3. Discussion
Cyclobutanone has been prepared by (1) reaction of diazomethane with ketene,4 (2) treatment of methylenecyclobutane with performic acid, followed by cleavage of the resulting glycol with lead tetraacetate,5 (3) ozonolysis of methylenecyclobutane,6 (4) epoxidation of methylenecyclopropane followed by acid-catalyzed ring expansion,7 (5) oxidative cleavage of cyclobutane trimethylene thioketal, which is prepared from 2-(ω-chloropropyl)-1,3-dithiane,8 and (6) by hydrolytic conversion of 1-tosylcyclobutyl isocyanide, which is obtained by a one-step cyclodialkylation of tosylmethyl isocyanide with 1,3-dibromopropane.9
The present procedure10 represents another synthesis of cyclobutanone through the unique acetylenic bond participation in solvolysis. Cyclobutane derivatives prepared in this way include 2-methyl-, 2-ethyl-, 2-isopropyl-, and 2-trifluoromethylcyclobutanone from the corresponding acetylenic compounds.11 Condensed cyclobutanones are also easily accessible in good preparative yields by homopropargylic rearrangement: 7-methylbicyclo[3.2.0]heptan-6-one and 9-methylbicyclo[5.2.0]nonan-8-one are prepared by solvolyzing the corresponding trans-2-(1-propynyl)cycloalkyl-4-dimethylaminobenzenesulfonates in 67% sulfuric acid.12

References and Notes
  1. Institut für Organische Chemie der Universität Tübingen, Lehrstuhl für Organische Chemie II, Auf er Morgenstelle 18, D-7400 Tübingen, Germany.
  2. J. Burdon, I. Farazmand, M. Stacey, and J. C. Tatlow, J. Chem. Soc., 2574 (1957).
  3. K. E. Schulte and K. P. Reiss, Chem. Ber., 86, 777 (1953).
  4. P. Lipp and R. Köster, Ber. Dtsch. Chem. Ges., 64, 2823 (1931).
  5. J. D. Roberts and C. W. Sauer, J. Am. Chem. Soc., 71, 3925 (1949).
  6. J. M. Conia, P. Leriverend, and J. L. Ripoll, Bull. Soc. Chim. Fr., 1803 (1961).
  7. J. R. Salaün and J. M. Conia, J. Chem. Soc. D, 1579 (1971).
  8. D. Seebach, N. R. Jones, and E. J. Corey, J. Org. Chem., 33, 300 (1968); D. Seebach and A. K. Beck, Org. Synth., Coll. Vol. 6, 316 (1988).
  9. D. van Leusen and A. M. van Leusen, Synthesis, 325 (1980).
  10. K. Hummel and M. Hanack, Justus Liebigs Ann. Chem., 746, 211 (1971).
  11. M. Hanack, S. Bocher, I. Herterich, K. Hummel, and V. Vott, Justus Liebigs Ann. Chem., 733, 5 (1970). See also references cited therein.
  12. W. Schumacher and M. Hanack, Synthesis, 1981, in press.

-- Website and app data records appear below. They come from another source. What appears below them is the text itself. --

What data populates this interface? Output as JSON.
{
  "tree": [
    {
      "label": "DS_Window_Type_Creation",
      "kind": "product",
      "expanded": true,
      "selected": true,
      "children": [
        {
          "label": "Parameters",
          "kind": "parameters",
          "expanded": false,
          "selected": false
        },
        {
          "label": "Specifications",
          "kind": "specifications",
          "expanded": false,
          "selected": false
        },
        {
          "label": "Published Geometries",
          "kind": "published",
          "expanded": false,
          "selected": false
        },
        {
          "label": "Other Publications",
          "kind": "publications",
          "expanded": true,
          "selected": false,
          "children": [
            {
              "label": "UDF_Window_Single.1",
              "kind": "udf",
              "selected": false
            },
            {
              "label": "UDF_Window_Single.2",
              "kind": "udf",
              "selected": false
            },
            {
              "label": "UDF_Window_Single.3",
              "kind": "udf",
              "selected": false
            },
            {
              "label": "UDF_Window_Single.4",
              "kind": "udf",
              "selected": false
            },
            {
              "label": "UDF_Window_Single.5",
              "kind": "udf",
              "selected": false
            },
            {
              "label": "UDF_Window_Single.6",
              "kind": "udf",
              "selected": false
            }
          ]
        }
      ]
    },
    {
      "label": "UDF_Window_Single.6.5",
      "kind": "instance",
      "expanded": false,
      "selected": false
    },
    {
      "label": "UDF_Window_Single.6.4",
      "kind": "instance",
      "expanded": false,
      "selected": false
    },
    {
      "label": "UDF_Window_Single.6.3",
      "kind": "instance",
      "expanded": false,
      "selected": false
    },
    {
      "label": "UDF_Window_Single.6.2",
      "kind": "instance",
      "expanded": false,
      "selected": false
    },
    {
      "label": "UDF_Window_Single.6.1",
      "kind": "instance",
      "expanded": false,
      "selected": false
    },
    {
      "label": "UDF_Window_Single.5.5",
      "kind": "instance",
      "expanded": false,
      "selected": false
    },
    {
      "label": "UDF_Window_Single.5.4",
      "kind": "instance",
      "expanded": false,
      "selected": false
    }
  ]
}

Chemical Abstracts Nomenclature (Collective Index Number);
(Registry Number)

performic acid

cyclobutane trimethylene thioketal

2-methyl-, 2-ethyl-, 2-isopropyl-, and 2-trifluoromethylcyclobutanone

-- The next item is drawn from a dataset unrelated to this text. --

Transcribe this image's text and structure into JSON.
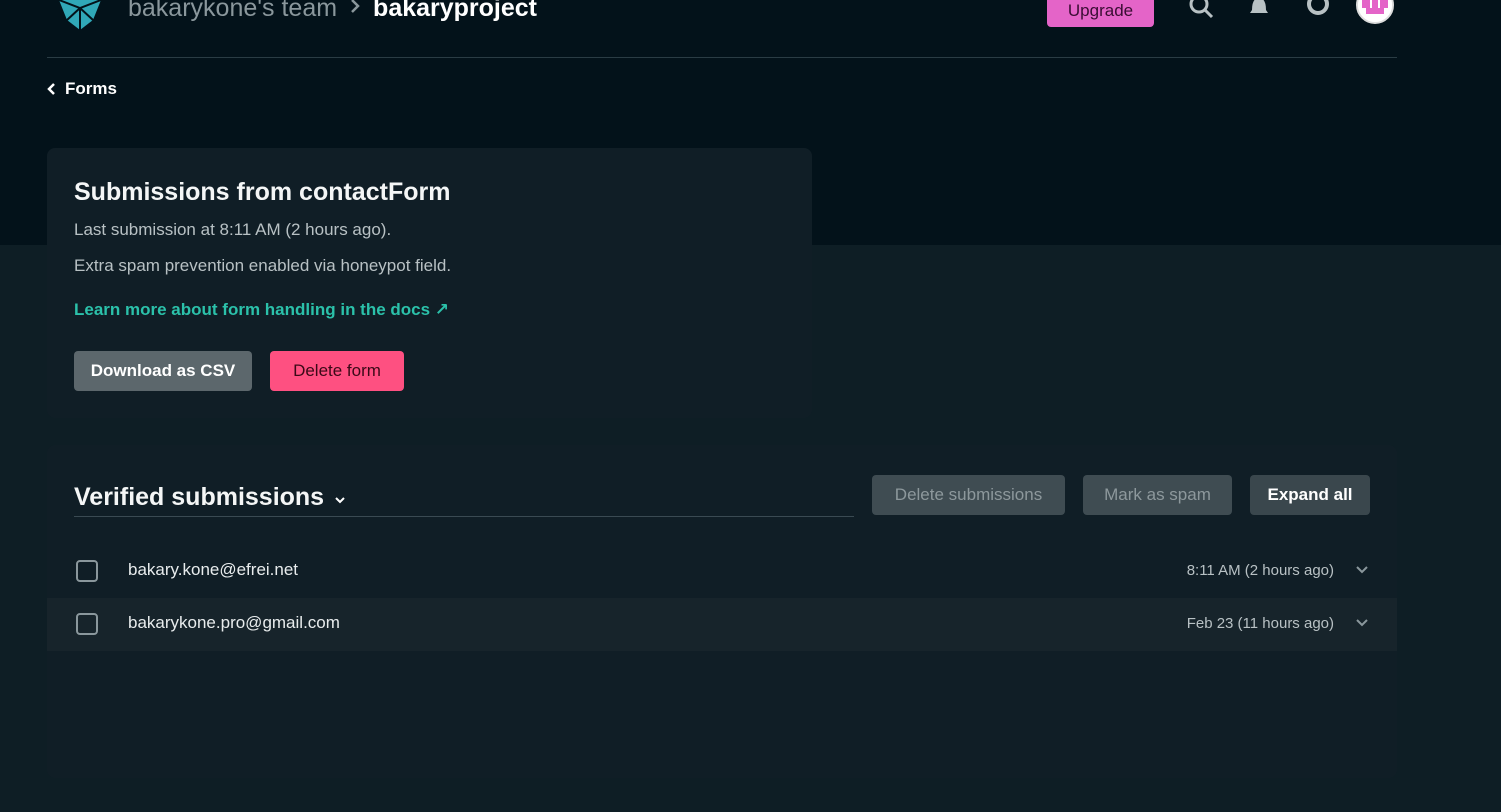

ethanol (64-17-5)

sulfuric acid (7664-93-9)

ammonia (7664-41-7)

diethyl ether (60-29-7)

sodium hydroxide (1310-73-2)

sodium chloride (7647-14-5)

sodium carbonate (497-19-8)

1,3-dibromopropane (109-64-8)

sodium sulfate (7757-82-6)

nitrogen (7727-37-9)

sodium (13966-32-0)

Ethylene oxide (75-21-8)

Ketene (463-51-4)

dichloromethane (75-09-2)

Diazomethane (334-88-3)

sodium acetylide

trifluoroacetic acid (76-05-1)

Cyclobutanone (1191-95-3)

3-butyn-1-ol (927-74-2)

trifluoromethanesulfonic acid (1493-13-6)

methylenecyclobutane (1120-56-5)

Methylenecyclopropane (6142-73-0)

3-Butyn-1-yl trifluoromethanesulfonate (32264-79-2)

tosylmethyl isocyanide (36635-61-7)

Trifluoromethanesulfonic anhydride (358-23-6)

sodium trifluoroacetate (2923-18-4)


1-tosylcyclobutyl isocyanide



phosphorus pentoxide (1314-56-3)

lead tetraacetate (546-67-8)